## What to work on
Find the word "freq" in the listing below, then return every line it appears in.
*** Begin section ***
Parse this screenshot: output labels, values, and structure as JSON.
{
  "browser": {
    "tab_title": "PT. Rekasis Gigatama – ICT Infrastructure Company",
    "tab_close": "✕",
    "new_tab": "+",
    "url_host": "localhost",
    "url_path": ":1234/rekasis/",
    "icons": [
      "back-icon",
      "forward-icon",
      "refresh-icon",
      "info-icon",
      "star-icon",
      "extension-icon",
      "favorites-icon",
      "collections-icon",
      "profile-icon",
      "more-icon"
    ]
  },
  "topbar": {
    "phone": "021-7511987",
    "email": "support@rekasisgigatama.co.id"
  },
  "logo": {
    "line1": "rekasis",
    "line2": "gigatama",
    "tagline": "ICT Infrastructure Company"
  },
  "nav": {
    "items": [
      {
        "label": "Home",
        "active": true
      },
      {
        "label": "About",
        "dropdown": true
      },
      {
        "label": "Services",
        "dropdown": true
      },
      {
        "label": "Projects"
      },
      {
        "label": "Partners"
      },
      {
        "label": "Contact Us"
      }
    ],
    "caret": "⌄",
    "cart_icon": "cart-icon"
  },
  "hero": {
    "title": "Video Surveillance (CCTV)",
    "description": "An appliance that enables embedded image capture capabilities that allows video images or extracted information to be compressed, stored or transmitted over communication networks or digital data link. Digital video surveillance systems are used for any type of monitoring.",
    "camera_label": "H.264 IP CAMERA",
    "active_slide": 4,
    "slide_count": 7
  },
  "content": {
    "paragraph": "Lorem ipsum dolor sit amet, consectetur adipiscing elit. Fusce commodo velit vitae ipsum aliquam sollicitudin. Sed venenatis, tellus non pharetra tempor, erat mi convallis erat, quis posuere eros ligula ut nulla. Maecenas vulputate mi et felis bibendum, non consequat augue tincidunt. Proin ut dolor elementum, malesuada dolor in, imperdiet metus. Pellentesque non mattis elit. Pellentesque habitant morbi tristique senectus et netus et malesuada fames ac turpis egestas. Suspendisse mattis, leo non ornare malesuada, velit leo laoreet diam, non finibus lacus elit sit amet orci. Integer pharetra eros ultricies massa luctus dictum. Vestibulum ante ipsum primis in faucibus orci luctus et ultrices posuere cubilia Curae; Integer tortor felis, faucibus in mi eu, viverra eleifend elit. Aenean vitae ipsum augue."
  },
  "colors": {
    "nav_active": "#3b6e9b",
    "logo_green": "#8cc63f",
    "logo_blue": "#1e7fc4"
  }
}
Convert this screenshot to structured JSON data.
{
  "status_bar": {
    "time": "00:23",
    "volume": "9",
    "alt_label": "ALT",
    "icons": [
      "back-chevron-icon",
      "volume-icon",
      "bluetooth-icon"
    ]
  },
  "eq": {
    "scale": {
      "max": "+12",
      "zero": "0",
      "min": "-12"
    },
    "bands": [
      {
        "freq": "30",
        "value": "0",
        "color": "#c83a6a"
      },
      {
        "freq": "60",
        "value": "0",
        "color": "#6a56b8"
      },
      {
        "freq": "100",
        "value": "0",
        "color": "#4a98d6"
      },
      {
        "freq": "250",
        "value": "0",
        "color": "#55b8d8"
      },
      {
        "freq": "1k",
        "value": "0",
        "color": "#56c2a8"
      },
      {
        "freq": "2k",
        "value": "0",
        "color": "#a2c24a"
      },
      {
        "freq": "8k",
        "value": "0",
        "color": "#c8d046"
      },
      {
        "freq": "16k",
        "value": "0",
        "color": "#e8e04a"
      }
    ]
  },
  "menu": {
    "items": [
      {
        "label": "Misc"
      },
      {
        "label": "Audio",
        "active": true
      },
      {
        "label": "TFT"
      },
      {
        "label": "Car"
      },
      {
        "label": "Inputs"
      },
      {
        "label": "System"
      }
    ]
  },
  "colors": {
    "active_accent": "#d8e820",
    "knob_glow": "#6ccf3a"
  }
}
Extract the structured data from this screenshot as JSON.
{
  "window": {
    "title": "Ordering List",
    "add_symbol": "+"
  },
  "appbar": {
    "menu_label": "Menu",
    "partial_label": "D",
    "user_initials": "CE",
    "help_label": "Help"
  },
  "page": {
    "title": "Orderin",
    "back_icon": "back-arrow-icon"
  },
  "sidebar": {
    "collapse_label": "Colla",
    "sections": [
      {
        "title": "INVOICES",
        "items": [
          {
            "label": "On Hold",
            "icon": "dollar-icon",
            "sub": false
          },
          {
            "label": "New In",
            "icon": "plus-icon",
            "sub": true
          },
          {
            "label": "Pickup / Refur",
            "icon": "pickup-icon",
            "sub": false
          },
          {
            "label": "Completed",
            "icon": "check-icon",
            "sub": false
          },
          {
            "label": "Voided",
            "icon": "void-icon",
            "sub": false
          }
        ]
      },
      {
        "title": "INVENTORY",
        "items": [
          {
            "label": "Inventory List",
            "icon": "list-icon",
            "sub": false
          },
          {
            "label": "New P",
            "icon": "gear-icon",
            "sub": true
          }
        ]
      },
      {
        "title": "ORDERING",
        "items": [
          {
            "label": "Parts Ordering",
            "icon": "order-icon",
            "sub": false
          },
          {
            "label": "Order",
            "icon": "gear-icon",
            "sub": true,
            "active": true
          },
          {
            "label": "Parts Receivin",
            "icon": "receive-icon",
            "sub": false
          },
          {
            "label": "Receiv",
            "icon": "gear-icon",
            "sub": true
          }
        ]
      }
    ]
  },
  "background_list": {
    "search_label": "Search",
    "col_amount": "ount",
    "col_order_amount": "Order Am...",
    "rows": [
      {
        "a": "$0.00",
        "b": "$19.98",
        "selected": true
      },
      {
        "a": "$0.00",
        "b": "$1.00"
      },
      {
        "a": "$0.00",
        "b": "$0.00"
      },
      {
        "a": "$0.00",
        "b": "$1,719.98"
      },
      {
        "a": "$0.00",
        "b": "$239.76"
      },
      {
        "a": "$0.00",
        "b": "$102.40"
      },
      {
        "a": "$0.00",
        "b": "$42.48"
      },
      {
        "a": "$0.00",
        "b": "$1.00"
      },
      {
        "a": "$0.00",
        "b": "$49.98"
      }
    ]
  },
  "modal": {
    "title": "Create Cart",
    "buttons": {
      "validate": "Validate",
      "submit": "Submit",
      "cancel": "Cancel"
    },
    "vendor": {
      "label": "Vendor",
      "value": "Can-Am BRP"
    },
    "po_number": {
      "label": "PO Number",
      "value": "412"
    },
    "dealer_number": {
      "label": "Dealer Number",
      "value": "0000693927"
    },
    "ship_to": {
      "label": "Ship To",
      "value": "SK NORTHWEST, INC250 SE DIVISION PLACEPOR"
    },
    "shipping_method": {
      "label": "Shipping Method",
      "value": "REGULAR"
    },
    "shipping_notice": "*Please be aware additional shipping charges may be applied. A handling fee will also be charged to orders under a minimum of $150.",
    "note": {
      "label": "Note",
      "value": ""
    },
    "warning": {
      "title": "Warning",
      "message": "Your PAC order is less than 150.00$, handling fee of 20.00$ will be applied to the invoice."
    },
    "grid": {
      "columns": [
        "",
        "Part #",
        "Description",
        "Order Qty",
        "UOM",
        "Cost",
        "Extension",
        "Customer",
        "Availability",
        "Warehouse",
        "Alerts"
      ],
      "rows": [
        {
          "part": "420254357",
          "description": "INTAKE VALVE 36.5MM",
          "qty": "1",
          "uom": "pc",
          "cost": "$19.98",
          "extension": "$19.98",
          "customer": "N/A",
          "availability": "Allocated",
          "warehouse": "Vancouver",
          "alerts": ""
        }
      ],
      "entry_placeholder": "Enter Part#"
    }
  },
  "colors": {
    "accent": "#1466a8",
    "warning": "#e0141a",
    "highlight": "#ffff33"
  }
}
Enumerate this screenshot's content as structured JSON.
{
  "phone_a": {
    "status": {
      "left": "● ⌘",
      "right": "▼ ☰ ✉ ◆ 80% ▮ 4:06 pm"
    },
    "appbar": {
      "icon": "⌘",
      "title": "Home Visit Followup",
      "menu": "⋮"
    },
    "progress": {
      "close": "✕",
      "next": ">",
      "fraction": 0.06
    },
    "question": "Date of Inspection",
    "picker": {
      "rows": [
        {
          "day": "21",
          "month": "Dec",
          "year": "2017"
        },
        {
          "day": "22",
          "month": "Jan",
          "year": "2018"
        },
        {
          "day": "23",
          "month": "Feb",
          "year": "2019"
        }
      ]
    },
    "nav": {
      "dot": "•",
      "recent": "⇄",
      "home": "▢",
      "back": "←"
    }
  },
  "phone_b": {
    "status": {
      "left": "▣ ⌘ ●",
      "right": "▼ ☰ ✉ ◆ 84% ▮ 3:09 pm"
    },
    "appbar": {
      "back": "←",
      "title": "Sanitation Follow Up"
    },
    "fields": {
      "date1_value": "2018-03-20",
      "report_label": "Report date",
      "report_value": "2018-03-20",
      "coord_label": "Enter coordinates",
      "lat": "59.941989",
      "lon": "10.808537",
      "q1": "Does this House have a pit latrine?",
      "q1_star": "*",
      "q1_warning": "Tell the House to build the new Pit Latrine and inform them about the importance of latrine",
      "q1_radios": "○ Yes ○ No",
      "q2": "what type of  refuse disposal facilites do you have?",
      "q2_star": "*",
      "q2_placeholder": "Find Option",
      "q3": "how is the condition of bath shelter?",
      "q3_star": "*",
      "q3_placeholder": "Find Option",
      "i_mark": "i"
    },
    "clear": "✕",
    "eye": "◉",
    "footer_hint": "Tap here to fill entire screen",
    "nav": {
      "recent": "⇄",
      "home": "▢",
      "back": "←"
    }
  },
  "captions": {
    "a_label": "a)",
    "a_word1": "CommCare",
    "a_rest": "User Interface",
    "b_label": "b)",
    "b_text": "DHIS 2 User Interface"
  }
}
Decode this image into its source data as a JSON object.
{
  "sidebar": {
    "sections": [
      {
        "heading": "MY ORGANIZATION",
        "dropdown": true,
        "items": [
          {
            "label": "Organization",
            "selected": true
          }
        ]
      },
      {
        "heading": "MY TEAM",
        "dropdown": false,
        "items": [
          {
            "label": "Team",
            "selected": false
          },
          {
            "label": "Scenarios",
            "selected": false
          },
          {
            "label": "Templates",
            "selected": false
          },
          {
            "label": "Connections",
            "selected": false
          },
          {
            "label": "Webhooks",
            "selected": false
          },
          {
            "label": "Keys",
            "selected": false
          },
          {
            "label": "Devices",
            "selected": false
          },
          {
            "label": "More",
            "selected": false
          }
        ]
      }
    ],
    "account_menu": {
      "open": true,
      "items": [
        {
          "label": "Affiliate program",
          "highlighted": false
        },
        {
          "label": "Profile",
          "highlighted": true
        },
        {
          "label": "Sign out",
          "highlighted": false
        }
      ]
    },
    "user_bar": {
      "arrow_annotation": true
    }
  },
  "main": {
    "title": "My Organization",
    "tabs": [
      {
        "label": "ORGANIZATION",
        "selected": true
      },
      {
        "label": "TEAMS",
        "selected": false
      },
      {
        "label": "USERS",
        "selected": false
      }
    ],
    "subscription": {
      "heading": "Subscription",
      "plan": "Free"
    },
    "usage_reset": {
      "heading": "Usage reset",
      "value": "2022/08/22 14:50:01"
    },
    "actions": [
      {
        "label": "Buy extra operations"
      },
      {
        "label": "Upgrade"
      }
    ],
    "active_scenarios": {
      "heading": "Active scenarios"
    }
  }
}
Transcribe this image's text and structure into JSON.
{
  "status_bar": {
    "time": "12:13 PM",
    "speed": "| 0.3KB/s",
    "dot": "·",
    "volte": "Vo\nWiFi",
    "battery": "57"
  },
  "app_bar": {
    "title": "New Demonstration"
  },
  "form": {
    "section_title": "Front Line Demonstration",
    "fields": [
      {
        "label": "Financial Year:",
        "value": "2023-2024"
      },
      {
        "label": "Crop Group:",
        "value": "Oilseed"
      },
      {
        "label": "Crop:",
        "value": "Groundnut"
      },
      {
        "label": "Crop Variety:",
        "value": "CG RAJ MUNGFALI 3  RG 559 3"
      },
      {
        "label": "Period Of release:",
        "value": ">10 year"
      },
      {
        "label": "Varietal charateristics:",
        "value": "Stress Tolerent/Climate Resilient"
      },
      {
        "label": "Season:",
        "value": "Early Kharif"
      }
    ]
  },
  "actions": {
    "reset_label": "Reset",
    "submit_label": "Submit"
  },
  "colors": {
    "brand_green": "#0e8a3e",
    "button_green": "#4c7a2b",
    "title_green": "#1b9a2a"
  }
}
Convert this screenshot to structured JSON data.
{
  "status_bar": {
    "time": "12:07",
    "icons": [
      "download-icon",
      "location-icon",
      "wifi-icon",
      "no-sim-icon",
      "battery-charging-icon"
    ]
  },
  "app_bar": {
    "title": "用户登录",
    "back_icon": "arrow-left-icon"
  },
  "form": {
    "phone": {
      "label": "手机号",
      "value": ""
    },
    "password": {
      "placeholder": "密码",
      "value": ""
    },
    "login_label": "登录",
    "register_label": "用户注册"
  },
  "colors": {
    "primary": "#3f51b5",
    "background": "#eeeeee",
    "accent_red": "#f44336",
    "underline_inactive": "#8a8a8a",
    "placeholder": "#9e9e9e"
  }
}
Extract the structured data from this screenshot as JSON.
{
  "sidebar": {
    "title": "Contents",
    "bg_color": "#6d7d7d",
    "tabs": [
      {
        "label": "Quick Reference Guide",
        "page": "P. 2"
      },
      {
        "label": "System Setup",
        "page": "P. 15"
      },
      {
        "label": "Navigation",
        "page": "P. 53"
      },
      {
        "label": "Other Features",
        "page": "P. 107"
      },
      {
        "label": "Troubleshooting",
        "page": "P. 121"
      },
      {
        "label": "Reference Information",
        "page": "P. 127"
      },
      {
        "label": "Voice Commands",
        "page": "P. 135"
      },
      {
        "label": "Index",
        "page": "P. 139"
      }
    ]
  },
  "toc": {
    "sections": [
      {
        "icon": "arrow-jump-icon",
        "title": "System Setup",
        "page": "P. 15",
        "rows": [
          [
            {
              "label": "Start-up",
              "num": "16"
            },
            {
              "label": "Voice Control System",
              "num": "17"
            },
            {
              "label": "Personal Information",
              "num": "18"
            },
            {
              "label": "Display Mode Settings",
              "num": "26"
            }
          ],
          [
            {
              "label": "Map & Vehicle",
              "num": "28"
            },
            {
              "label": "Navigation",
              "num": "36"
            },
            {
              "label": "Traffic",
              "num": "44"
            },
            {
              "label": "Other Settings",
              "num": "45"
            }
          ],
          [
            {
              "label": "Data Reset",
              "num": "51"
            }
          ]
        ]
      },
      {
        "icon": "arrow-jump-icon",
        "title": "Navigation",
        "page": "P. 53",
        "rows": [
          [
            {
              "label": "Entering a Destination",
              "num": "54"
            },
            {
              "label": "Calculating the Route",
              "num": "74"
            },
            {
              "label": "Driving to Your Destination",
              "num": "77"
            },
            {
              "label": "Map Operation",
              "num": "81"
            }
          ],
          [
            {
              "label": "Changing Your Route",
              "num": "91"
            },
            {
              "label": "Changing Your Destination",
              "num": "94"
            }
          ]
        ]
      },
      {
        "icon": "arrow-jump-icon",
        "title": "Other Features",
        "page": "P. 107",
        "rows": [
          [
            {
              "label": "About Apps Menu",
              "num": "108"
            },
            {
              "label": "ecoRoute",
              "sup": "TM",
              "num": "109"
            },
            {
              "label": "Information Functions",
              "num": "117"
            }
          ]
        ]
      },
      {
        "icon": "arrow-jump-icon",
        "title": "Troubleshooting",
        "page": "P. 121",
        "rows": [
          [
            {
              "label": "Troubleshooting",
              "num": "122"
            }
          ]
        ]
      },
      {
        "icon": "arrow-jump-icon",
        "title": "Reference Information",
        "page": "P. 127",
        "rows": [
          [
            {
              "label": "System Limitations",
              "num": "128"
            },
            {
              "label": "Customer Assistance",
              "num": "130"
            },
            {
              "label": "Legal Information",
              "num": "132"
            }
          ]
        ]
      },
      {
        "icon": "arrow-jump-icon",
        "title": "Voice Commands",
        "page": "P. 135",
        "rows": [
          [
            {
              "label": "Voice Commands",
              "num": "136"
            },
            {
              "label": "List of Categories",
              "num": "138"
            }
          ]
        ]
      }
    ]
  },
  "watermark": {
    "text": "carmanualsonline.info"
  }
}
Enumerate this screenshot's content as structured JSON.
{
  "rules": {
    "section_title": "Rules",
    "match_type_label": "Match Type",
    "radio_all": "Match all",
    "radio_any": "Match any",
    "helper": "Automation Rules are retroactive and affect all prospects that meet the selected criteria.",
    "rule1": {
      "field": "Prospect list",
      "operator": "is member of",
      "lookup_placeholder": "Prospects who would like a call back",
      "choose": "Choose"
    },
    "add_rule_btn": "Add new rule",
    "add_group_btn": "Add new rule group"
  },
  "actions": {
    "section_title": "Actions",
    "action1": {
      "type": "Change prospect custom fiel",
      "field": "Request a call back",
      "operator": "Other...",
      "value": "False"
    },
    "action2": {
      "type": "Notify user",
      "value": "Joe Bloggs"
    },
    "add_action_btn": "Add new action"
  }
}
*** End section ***
## Task output
        "freq": "30",
        "freq": "60",
        "freq": "100",
        "freq": "250",
        "freq": "1k",
        "freq": "2k",
        "freq": "8k",
        "freq": "16k",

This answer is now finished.